COVID-19: Adverse Impact of Social Isolation on Veterans’ Mental Health

The global statistics of the death caused by coronavirus tells that a large number of deceased population are older adults. This promotes the need for high restrictions to the elderly population to completely refrain from social interactions and remain at homes or individual spaces till the pandemic settles. Mental health of elderly people is a serious concern during the times of social distancing, since they generally are dependent on people around rather than being dependent on social media or telecommunication. They might feel lonely, abandoned, and depressed when asked to stay in isolation for a longer period of time. The subjective well-being of the elderly is also dependent on a lot of other factors- one of them being regular contact or friendly meetups with people of the same age group. A major part of their life satisfaction and happiness comes from frequent contact with them.

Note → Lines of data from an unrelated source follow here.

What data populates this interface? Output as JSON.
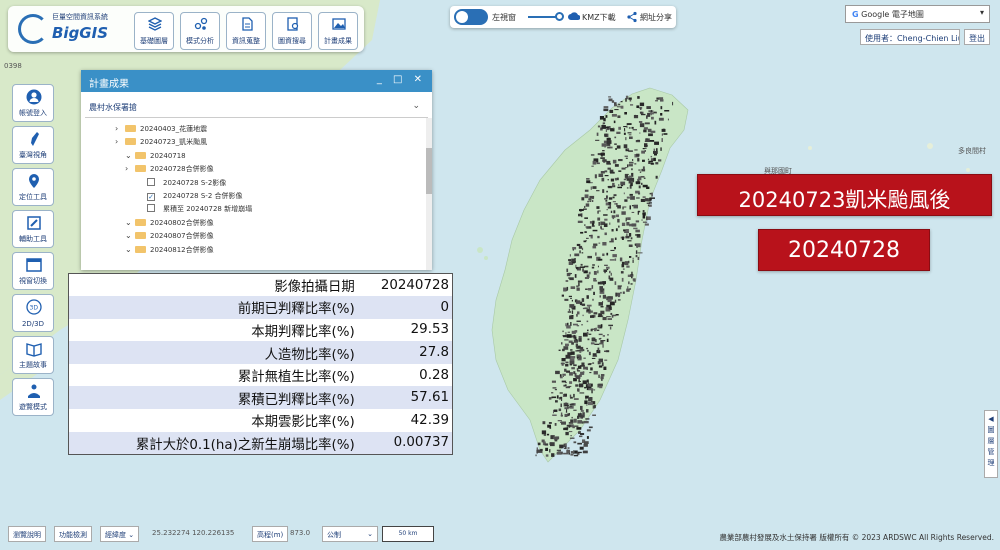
{
  "app": {
    "logo_sub": "巨量空間資訊系統",
    "logo_name": "BigGIS"
  },
  "toolbar": [
    {
      "label": "基礎圖層",
      "icon": "layers-icon"
    },
    {
      "label": "模式分析",
      "icon": "analysis-icon"
    },
    {
      "label": "資訊蒐整",
      "icon": "document-icon"
    },
    {
      "label": "圖資搜尋",
      "icon": "search-icon"
    },
    {
      "label": "計畫成果",
      "icon": "image-icon"
    }
  ],
  "top_controls": {
    "swipe_label": "左視窗",
    "kmz_label": "KMZ下載",
    "share_label": "網址分享"
  },
  "basemap": {
    "selected": "Google 電子地圖"
  },
  "user": {
    "label": "使用者：Cheng-Chien Liu",
    "logout": "登出"
  },
  "sidebar": [
    {
      "label": "帳號登入",
      "icon": "user-icon"
    },
    {
      "label": "臺灣視角",
      "icon": "taiwan-icon"
    },
    {
      "label": "定位工具",
      "icon": "location-icon"
    },
    {
      "label": "輔助工具",
      "icon": "tools-icon"
    },
    {
      "label": "視窗切換",
      "icon": "window-icon"
    },
    {
      "label": "2D/3D",
      "icon": "3d-icon"
    },
    {
      "label": "主題故事",
      "icon": "book-icon"
    },
    {
      "label": "遊覽模式",
      "icon": "tour-icon"
    }
  ],
  "plan_panel": {
    "title": "計畫成果",
    "selected_project": "農村水保署搶",
    "tree": [
      {
        "label": "20240403_花蓮地震",
        "type": "folder",
        "expanded": false,
        "level": 1
      },
      {
        "label": "20240723_凱米颱風",
        "type": "folder",
        "expanded": false,
        "level": 1
      },
      {
        "label": "20240718",
        "type": "folder",
        "expanded": true,
        "level": 2
      },
      {
        "label": "20240728合併影像",
        "type": "folder",
        "expanded": false,
        "level": 2
      },
      {
        "label": "20240728 S-2影像",
        "type": "check",
        "checked": false,
        "level": 3
      },
      {
        "label": "20240728 S-2 合併影像",
        "type": "check",
        "checked": true,
        "level": 3
      },
      {
        "label": "累積至 20240728 新增崩塌",
        "type": "check",
        "checked": false,
        "level": 3
      },
      {
        "label": "20240802合併影像",
        "type": "folder",
        "expanded": true,
        "level": 2
      },
      {
        "label": "20240807合併影像",
        "type": "folder",
        "expanded": true,
        "level": 2
      },
      {
        "label": "20240812合併影像",
        "type": "folder",
        "expanded": true,
        "level": 2
      }
    ]
  },
  "info_table": [
    {
      "key": "影像拍攝日期",
      "value": "20240728"
    },
    {
      "key": "前期已判釋比率(%)",
      "value": "0"
    },
    {
      "key": "本期判釋比率(%)",
      "value": "29.53"
    },
    {
      "key": "人造物比率(%)",
      "value": "27.8"
    },
    {
      "key": "累計無植生比率(%)",
      "value": "0.28"
    },
    {
      "key": "累積已判釋比率(%)",
      "value": "57.61"
    },
    {
      "key": "本期雲影比率(%)",
      "value": "42.39"
    },
    {
      "key": "累計大於0.1(ha)之新生崩塌比率(%)",
      "value": "0.00737"
    }
  ],
  "overlay_labels": {
    "event": "20240723凱米颱風後",
    "date": "20240728"
  },
  "bottom_bar": {
    "guide": "瀏覽說明",
    "feature": "功能檢測",
    "coord_label": "經緯度",
    "coords": "25.232274 120.226135",
    "elev_label": "高程(m)",
    "elev_value": "873.0",
    "unit": "公制",
    "scale": "50 km"
  },
  "side_tab": "◀ 圖層管理",
  "copyright": "農業部農村發展及水土保持署 版權所有 © 2023 ARDSWC All Rights Reserved.",
  "map_places": [
    "0398",
    "與那國町",
    "多良間村"
  ],
  "colors": {
    "accent": "#3a90c7",
    "label_red": "#b8121b",
    "land": "#c9e6c6",
    "sea": "#cfe6ee"
  }
}
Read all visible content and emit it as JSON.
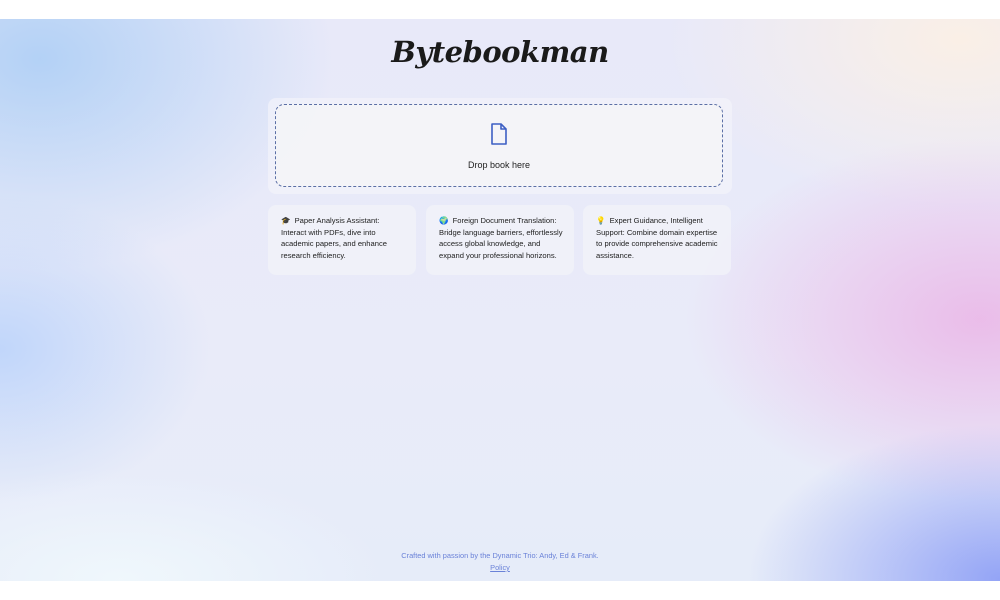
{
  "app": {
    "logo": "Bytebookman"
  },
  "upload": {
    "icon": "file-icon",
    "label": "Drop book here"
  },
  "features": [
    {
      "icon": "graduation-cap",
      "emoji": "🎓",
      "text": "Paper Analysis Assistant: Interact with PDFs, dive into academic papers, and enhance research efficiency."
    },
    {
      "icon": "globe",
      "emoji": "🌍",
      "text": "Foreign Document Translation: Bridge language barriers, effortlessly access global knowledge, and expand your professional horizons."
    },
    {
      "icon": "lightbulb",
      "emoji": "💡",
      "text": "Expert Guidance, Intelligent Support: Combine domain expertise to provide comprehensive academic assistance."
    }
  ],
  "footer": {
    "credit": "Crafted with passion by the Dynamic Trio: Andy, Ed & Frank.",
    "policy_link": "Policy"
  },
  "colors": {
    "accent": "#6a82d8",
    "dashed_border": "#5b6fa6",
    "text": "#222222"
  }
}
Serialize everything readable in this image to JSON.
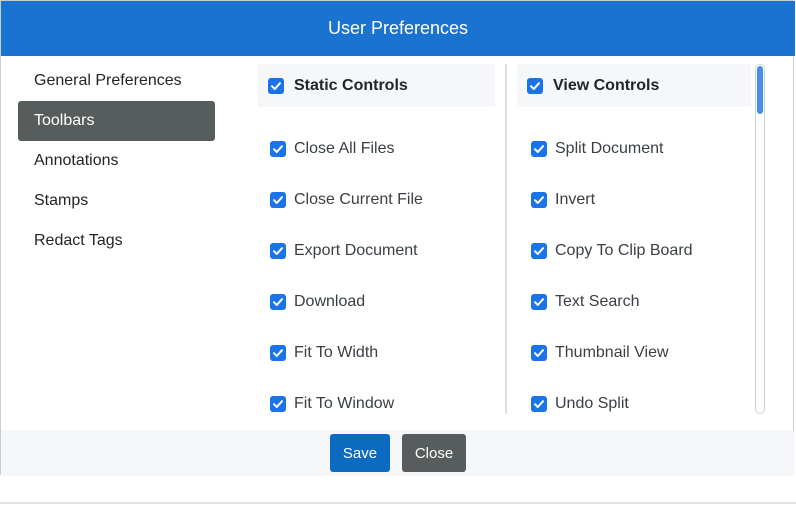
{
  "dialog": {
    "title": "User Preferences"
  },
  "sidebar": {
    "items": [
      {
        "label": "General Preferences",
        "active": false
      },
      {
        "label": "Toolbars",
        "active": true
      },
      {
        "label": "Annotations",
        "active": false
      },
      {
        "label": "Stamps",
        "active": false
      },
      {
        "label": "Redact Tags",
        "active": false
      }
    ]
  },
  "static_controls": {
    "header": "Static Controls",
    "header_checked": true,
    "options": [
      {
        "label": "Close All Files",
        "checked": true
      },
      {
        "label": "Close Current File",
        "checked": true
      },
      {
        "label": "Export Document",
        "checked": true
      },
      {
        "label": "Download",
        "checked": true
      },
      {
        "label": "Fit To Width",
        "checked": true
      },
      {
        "label": "Fit To Window",
        "checked": true
      }
    ]
  },
  "view_controls": {
    "header": "View Controls",
    "header_checked": true,
    "options": [
      {
        "label": "Split Document",
        "checked": true
      },
      {
        "label": "Invert",
        "checked": true
      },
      {
        "label": "Copy To Clip Board",
        "checked": true
      },
      {
        "label": "Text Search",
        "checked": true
      },
      {
        "label": "Thumbnail View",
        "checked": true
      },
      {
        "label": "Undo Split",
        "checked": true
      }
    ]
  },
  "footer": {
    "save_label": "Save",
    "close_label": "Close"
  },
  "colors": {
    "header_bg": "#1a73d1",
    "active_item_bg": "#575d5c",
    "checkbox": "#1a73e8",
    "save_button": "#0a6bc0",
    "close_button": "#575d5c"
  },
  "icons": {
    "checkbox": "check-icon"
  }
}
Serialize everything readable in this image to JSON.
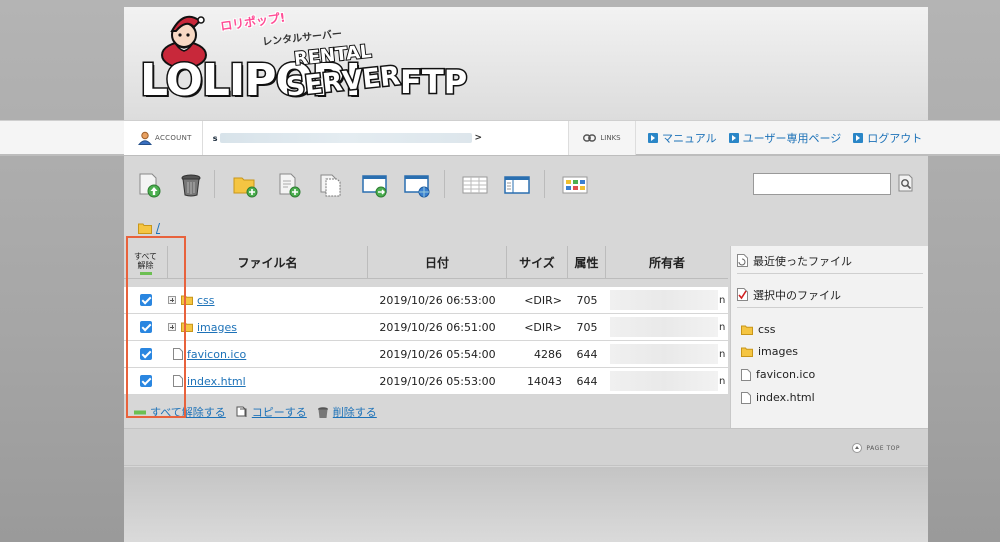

Several articles and studies have been already done on the effects of social isolation of personal mental health and subjective well-being, though very few have focused specifically on the life of the elderly. 

Elderly people are most vulnerable to the COVID-19 crisis, both medically and psychologically

Elderly people spend a major part of their lives with people of their similar age, socializing and sharing their agonies and everyday stories. A sudden lockdown in the times of pandemic creates huge stress and anxiety, lacking a happy space they might have created, especially in urban areas. When there is a loss of relationships and communication in familial and occupational systems, they find comfort and joy in the social networks of their own age and this happens automatically. One reason why this comforts them is that they are able to share and care for each other when all of them pass through similar stages of physical, social or mental illnesses and agonies. Around parks and beaches, it is a frequent scene to witness circles of elderly people chatting or playing games in the evenings. During these times of pandemic and social isolation, where people are not even allowed to get out of their homes, older people are completely being isolated, not only in terms of physical isolation also that they lack all that made them alive once and all that gave them a motivation to live forward. 

Living in this era where social networks are completely digitalized, friendships and relationships are made online; what is left behind unseen is the impact of these missing social networks during these times of social isolation. Different life stages are getting impacted differently by social isolation. The positive effect of social connectedness and its direct correlation with the positive mental health and well-being of the elderly is immense. At present most of the elderly people are residing with their children or caregivers. It’s obviously not the case that they are helpless or adequate help is not being given. Pain also arises from the scenario that they hold a concern that they might be a burden to their caregivers or children who are looking after their needs. When it was a time when they could gather with the social network of similarly aged people, they would not feel that. They mutually help and share their helplessness when they know that it’s completely empathized.

Now, lockdown norms have eased a bit after months of strict lockdown regulations. But the concern for the elderly population has not changed. They are still not allowed to get out of their homes or gather at places with others, considering the risk of disease spread and sudden death due to underlying comorbidities. In this scenario, it is the need of the hour to think of plans and strategies to improve the mental health of the elderly population rather than being helpless about the loneliness, isolation, and depression of a large part of our population. Most of the time, it’s unseen or disregarded that the elderly might also have their emotional needs and wants rather than simply attending to their basic needs. 

There can be well-planned strategies to help bring up the emotional well-being of the elderly population through a lot of ways, including setting up online platforms to meet their already built social networks throughout their lifetime. The major issue that they might face is the only technical difficulty which can be assisted and made easy for them to access the networks and have regular conversations and meetups online. Children at home can spend more time with them listening and talking to them, which is what they are really in need of. Their interests and likes can be discovered, and activities can be planned that might excite them, rather than leaving them aside. There might be personality differences in how their mental well-being is affected. For example, an extrovert who had always been in regular meetups with friends and people of their age group all throughout their life, a sudden change in routines might seriously affect them, with serious consequences.

Now, when people are overcoming the fear of the pandemic, it is still necessary that the elderly population remain at home and stay safe regarding their physical health without being in contact with a lot of people outside. Thus it’s high time to recognize and act efficiently to enhance the mental health and well-being of the elderly with the utmost care and attention, in the same way, physical health needs are taken care of. Or else, we might witness an era of depression and anxiety throughout the world disregard of age or sex.


Renna Zehra is a Post graduate student at Indian Institute of Technology, Gandhinagar and Nand Lal Mishra is a Junior Research Fellow at International Institute for Population Sciences, Mumbai.